Attempts to dismiss Jaujard failed, as curators threatened to resign altogether if he was sacked. Thanks to Jaujard’s foresight, the greatest art evacuation operation in history had succeeded. And during the war the artworks still had to be moved several times. Yet none of the masterpieces of the Louvre, or two hundred other museums were damaged or missing.
Jacques Jaujard’s achievements were awarded with the Resistance medal, being made Grand Officer of the Legion of Honour and member of the Academy of Fine Arts.
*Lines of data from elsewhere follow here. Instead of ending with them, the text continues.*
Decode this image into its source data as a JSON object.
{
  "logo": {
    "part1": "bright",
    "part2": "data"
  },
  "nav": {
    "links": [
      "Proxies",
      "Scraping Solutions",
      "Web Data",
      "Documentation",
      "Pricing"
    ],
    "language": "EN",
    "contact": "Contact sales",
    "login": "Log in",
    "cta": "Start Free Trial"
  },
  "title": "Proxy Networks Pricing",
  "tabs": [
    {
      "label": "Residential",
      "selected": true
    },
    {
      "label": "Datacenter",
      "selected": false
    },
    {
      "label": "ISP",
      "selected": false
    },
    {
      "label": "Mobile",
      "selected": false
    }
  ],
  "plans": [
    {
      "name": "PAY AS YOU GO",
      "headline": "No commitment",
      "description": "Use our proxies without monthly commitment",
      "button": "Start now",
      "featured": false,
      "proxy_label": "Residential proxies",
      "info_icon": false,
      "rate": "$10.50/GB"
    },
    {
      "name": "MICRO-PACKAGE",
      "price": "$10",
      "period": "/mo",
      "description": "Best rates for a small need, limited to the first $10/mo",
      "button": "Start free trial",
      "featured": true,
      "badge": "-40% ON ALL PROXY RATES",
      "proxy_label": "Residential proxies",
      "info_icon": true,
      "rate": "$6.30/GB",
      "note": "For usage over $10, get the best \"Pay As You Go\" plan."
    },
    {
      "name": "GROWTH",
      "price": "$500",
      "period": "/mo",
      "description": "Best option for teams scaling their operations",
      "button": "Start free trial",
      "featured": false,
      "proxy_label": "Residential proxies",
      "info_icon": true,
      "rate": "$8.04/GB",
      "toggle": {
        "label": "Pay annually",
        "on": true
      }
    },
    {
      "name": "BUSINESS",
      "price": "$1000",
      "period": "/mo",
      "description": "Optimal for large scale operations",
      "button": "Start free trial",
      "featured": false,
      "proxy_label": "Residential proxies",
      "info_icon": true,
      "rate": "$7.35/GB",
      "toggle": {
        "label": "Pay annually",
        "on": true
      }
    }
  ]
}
Past retirement age, he was still working as Secretary of Cultural Affairs. But when he was 71 years old, it was decided his services were no longer needed. He was pushed away in the most inelegant way possible. One day, Jaujard entered his office to find his successor at his desk. After months waiting the call giving him a new mission, he resigned. Not long after, he died.
The minister who treated him so poorly made up for it by having his name inscribed on the Louvre walls, the entrance of the Louvre School, Porte Jaujard.
After a visit of the Louvre museum, walking towards the Tuileries Garden, a few people might notice this name written above the door. If they realise who he was, they might ponder the fact that if it wasn’t for this man, many of the treasures of the Louvre they just admired would only be memories.
There was two different types of looting, from museums, and from private collections. The museum part is told in this story with Jacques Jaujard. The privately owned art is told with Rose Valland.
Germain Bazin. Souvenirs de l’exode du Louvre: 1940-1945, 1992
Michel Rayssac. L’exode des musées : Histoire des œuvres d’art sous l’Occupation.
Letter 18 November 1940 RK 15666 B. The Reichsminister and Chief of the Reichschancellery
Nuremberg Trial Proceedings. Vol. 7, Fifty Second day, Wednesday, 6 February 1946. Document Number RF-1301
Documentary “the Man Who Saved the Louvre”. Illustre et inconnu. Comment Jacques Jaujard a sauvé le Louvre